The aim of this research was to identify the relationship between dating violence against women who study in
university, and their anxiety/hopelessness levels.
Materials and methods: This is a descriptive and cross-sectional research. Data were obtained between December 2013 and
May 2014 from a total of 500 female university students who have romantic relationships, and agreed to participate in the study
by a self-reporting method. For data collection, a questionnaire form which evaluates social-demographic characteristics of
participants along with their exposure to violence was used. The study also utilized Beck Hopelessness and Beck Anxiety Scale. For
data analysis; number, percentage, mean, standard deviation and Mann-Whitney U test were used. All local, ethical permissions
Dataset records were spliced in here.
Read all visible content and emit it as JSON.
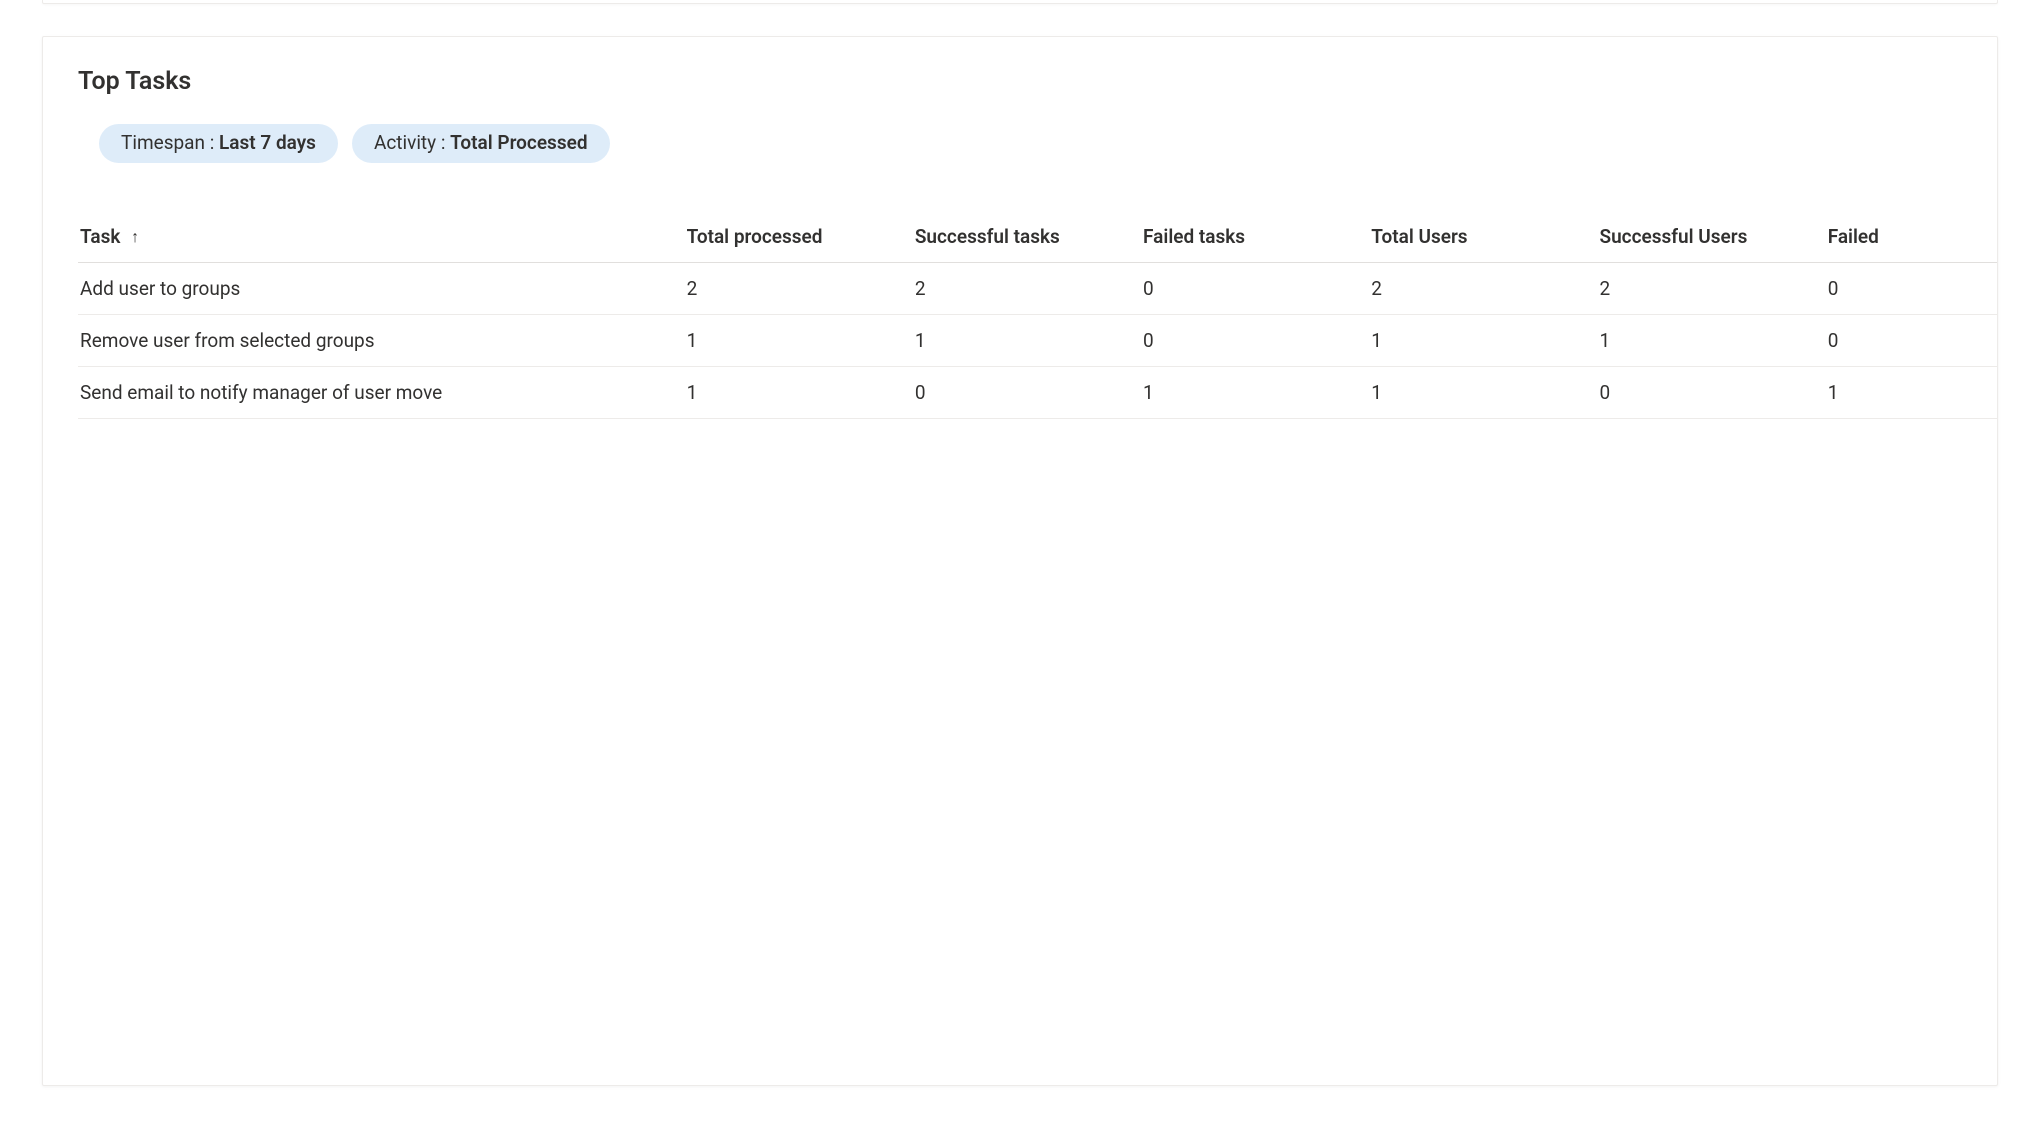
{
  "card": {
    "title": "Top Tasks"
  },
  "filters": {
    "timespan": {
      "label": "Timespan : ",
      "value": "Last 7 days"
    },
    "activity": {
      "label": "Activity : ",
      "value": "Total Processed"
    }
  },
  "table": {
    "sort_arrow": "↑",
    "columns": {
      "task": "Task",
      "total_processed": "Total processed",
      "successful_tasks": "Successful tasks",
      "failed_tasks": "Failed tasks",
      "total_users": "Total Users",
      "successful_users": "Successful Users",
      "failed": "Failed"
    },
    "rows": [
      {
        "task": "Add user to groups",
        "total_processed": "2",
        "successful_tasks": "2",
        "failed_tasks": "0",
        "total_users": "2",
        "successful_users": "2",
        "failed": "0"
      },
      {
        "task": "Remove user from selected groups",
        "total_processed": "1",
        "successful_tasks": "1",
        "failed_tasks": "0",
        "total_users": "1",
        "successful_users": "1",
        "failed": "0"
      },
      {
        "task": "Send email to notify manager of user move",
        "total_processed": "1",
        "successful_tasks": "0",
        "failed_tasks": "1",
        "total_users": "1",
        "successful_users": "0",
        "failed": "1"
      }
    ]
  }
}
were obtained prior to research.
Results: The mean age of female students participated in the study was 21.05±1.81 while mean age of their partners was
22.99±2.91. 88% of female students had been subjected to emotional violence, 22.2% of them had been subjected to verbal
abuse, 21.4% of them had been economically abused, 16.4% of them had been subjected to physical violence, and 7.2% of them
had been subjected to sexual violence by their partners. While there was a statistically significant correlation between anxiety
levels of students and them being subjected to emotional, verbal, sexual, and economical abuse/violence (p<0.05), there was
also a statistically significant correlation between hopelessness levels of students and them being subjected to verbal, physical,
sexual and economical abuse/violence (p<0.05).
Conclusions: All types of violence against women students were observed to be quite common, and this caused the anxiety levels
of students to increase. Despite the violence, hopelessness/despair of students seemed low. This suggests that violence may not
have too much influence regarding hopelessness/despair levels of young, single individuals.